Survey Data

Reg No




Categories of Special Interest

Architectural, Artistic, Social

Original Use



1820 - 1840


157400, 156529

Date Recorded


Date Updated

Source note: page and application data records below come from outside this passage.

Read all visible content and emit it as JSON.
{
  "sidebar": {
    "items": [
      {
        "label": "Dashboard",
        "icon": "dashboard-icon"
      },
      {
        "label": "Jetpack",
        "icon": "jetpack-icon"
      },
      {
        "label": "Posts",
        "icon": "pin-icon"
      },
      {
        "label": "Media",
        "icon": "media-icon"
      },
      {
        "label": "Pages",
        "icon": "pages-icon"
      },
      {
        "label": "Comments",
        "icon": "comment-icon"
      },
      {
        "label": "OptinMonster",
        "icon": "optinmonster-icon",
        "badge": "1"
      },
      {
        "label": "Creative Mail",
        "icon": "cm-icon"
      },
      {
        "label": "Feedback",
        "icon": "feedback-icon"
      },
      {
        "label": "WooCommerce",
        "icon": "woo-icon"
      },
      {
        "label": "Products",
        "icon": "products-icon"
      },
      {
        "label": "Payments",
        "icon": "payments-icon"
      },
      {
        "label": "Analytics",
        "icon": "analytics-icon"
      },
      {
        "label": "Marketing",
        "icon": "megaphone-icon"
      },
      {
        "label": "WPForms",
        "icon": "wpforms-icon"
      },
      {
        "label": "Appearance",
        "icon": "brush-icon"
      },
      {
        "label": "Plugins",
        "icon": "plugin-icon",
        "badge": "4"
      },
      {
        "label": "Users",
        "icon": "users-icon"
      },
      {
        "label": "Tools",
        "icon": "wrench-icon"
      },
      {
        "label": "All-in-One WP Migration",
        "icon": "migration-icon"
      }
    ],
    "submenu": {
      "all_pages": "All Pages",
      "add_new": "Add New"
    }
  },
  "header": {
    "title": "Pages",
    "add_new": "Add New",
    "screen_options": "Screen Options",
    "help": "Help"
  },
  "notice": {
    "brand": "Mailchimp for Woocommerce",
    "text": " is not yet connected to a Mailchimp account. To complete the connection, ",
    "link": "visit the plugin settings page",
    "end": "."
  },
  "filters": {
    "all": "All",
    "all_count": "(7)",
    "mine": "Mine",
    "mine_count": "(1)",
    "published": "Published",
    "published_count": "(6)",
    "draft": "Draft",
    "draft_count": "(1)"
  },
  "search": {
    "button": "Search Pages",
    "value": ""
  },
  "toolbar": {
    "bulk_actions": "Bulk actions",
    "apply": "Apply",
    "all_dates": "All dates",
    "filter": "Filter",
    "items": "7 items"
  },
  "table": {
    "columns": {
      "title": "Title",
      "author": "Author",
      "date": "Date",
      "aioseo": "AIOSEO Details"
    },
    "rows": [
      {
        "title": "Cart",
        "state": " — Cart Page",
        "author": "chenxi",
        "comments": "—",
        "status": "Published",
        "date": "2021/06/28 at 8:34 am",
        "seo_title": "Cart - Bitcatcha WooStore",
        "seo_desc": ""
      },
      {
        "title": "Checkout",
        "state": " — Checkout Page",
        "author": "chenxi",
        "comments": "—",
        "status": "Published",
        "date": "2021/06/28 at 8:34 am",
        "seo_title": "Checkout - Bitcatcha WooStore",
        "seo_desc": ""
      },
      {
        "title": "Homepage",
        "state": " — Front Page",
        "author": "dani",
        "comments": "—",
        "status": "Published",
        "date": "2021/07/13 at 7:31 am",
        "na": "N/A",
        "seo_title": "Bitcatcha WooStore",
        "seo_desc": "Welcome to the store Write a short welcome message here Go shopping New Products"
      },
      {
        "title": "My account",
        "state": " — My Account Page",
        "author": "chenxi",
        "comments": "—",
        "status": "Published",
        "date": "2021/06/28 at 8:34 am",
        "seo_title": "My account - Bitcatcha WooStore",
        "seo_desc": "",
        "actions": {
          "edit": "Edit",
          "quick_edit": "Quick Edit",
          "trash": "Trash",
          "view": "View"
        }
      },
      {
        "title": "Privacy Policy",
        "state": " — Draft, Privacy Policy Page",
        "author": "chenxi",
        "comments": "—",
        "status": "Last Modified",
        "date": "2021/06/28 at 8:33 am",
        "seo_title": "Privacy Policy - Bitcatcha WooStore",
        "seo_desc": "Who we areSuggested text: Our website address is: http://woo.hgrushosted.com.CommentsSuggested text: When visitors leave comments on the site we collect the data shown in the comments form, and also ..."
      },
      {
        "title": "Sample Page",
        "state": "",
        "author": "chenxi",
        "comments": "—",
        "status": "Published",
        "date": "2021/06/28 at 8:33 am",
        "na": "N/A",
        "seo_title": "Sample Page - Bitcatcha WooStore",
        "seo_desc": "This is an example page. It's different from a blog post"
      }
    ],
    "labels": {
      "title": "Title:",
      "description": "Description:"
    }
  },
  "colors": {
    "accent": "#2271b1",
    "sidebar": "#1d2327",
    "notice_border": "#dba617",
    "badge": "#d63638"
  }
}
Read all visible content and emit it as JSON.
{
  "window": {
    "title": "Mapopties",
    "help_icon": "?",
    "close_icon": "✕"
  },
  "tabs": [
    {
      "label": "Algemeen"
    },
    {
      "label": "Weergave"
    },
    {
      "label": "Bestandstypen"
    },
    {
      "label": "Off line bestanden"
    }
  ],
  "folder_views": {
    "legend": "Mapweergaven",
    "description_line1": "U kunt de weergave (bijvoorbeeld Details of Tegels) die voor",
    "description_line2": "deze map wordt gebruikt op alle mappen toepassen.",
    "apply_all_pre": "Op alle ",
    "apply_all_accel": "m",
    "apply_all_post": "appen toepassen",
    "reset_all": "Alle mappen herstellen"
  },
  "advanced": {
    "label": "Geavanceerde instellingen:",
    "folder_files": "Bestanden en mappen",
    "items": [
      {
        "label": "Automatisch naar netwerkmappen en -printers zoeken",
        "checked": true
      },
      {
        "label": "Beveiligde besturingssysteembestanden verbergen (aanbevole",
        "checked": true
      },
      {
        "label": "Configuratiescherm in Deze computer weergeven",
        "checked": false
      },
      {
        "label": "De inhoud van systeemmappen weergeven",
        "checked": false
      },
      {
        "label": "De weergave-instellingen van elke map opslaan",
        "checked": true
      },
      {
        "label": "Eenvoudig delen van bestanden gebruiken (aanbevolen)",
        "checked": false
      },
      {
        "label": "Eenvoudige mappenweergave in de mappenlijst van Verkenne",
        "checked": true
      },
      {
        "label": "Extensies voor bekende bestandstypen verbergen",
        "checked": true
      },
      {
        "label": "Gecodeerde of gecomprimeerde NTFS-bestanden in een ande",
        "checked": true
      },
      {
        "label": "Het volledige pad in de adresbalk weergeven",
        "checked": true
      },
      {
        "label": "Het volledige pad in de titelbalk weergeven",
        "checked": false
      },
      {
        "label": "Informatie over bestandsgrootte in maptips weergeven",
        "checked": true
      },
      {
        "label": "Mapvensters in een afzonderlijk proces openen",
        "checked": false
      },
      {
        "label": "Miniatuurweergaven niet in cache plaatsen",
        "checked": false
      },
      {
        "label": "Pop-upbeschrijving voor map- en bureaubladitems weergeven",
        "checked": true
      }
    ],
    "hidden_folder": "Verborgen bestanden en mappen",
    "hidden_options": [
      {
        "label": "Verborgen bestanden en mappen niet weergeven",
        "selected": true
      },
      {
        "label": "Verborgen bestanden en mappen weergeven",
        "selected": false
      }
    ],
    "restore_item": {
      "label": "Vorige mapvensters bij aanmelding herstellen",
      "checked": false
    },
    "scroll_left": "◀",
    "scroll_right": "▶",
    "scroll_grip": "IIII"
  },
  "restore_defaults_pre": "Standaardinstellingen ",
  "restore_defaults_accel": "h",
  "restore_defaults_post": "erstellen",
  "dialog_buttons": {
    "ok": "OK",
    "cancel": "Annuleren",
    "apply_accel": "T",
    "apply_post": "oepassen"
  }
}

Freestanding two-bay four-storey over basement townhouse, built c. 1840, distinguished by a three-centre arched door opening and a fine Adamesque cast-iron balcony with quadrant sides at first floor level. Two-bay chapel return to rear having a late nineteenth-century second floor distinguished by a cusped limestone arched window heads and gabled south-facing elevation. M-profile roof with covered central valley, concealed behind a parapet wall with red brick chimneystacks rising from gabled side elevations. Limestone ashlar basement elevation with smooth limestone ashlar plinth course delineating ground floor level. Red brick walls above laid in Flemish bond with cement repointing terminating with a slender limestone ashlar entablature to the parapet wall. Square-headed window openings, red brick flat arches, limestone sills, patent rendered reveals, and replacement uPVC casement windows. Cast-iron balconettes at second floor level and nursery rails at third floor level. Three-centred arch door opening with bull nose moulded patent reveals, and inset doorcase comprising full Ionic columns rising from limestone ashlar plinth bases and supporting a plain entablature with plain fanlight with lettering: St. Vincent de Paul Society; flat-panelled timber door with twin horizontal middle panels. Limestone paved front door platform arrived at by limestone steps. Limestone ashlar plinth wall with quadrant corners, and ramped to meet front door platform level; wrought-iron railings (with introduction of horizontal bottom rail) with cast-iron rail posts having pineapple finials; sockets surviving where railing members were once set and fixed with lead. Limited rear site enclosed from lane by single-storey coach house with loft first floor having a squared and snecked limestone lane elevations and rendered garden elevation; red brick carriage arch blocked up with coursed rubble stone. The interior retains original late Georgian floor plan and many original features including: joinery detailing, marble chimneypieces, and vine leaf and grape enriched cast decorative plasterwork. Later nineteenth-century Gothicised detailing including glazed timber screen leading to late nineteenth-century return room. Encaustic tilework to stair hall and entrance hall also of late nineteenth-century origins. Double door leaf between front and rear room also of later nineteenth-century origins. Round-arched stair hall openings give access to the return rooms at two half landing levels above ground floor level. Original staircase comprising attenuated turned timber balusters on a pear shaped base; carved tread ends.


This fine house may have been intended to form part of a terrace, athough this was never executed. This house appears relatively contemporary with the Tontine Building terrace to the west. It forms, nevertheless, a superb termination of the southern vista of Catherine Street. The house is noteworthy for its use of cast-iron balconettes and fine balcony at first floor level. The parapet entablature gives added articulation and architectural prominence to this house. Internally the house is largely intact with many original features with notable late nineteenth-century alterations which adds to its architectural interest. According to a wall plaque this was the residence of Joseph O'Mara (1864-1927), the opera tenor.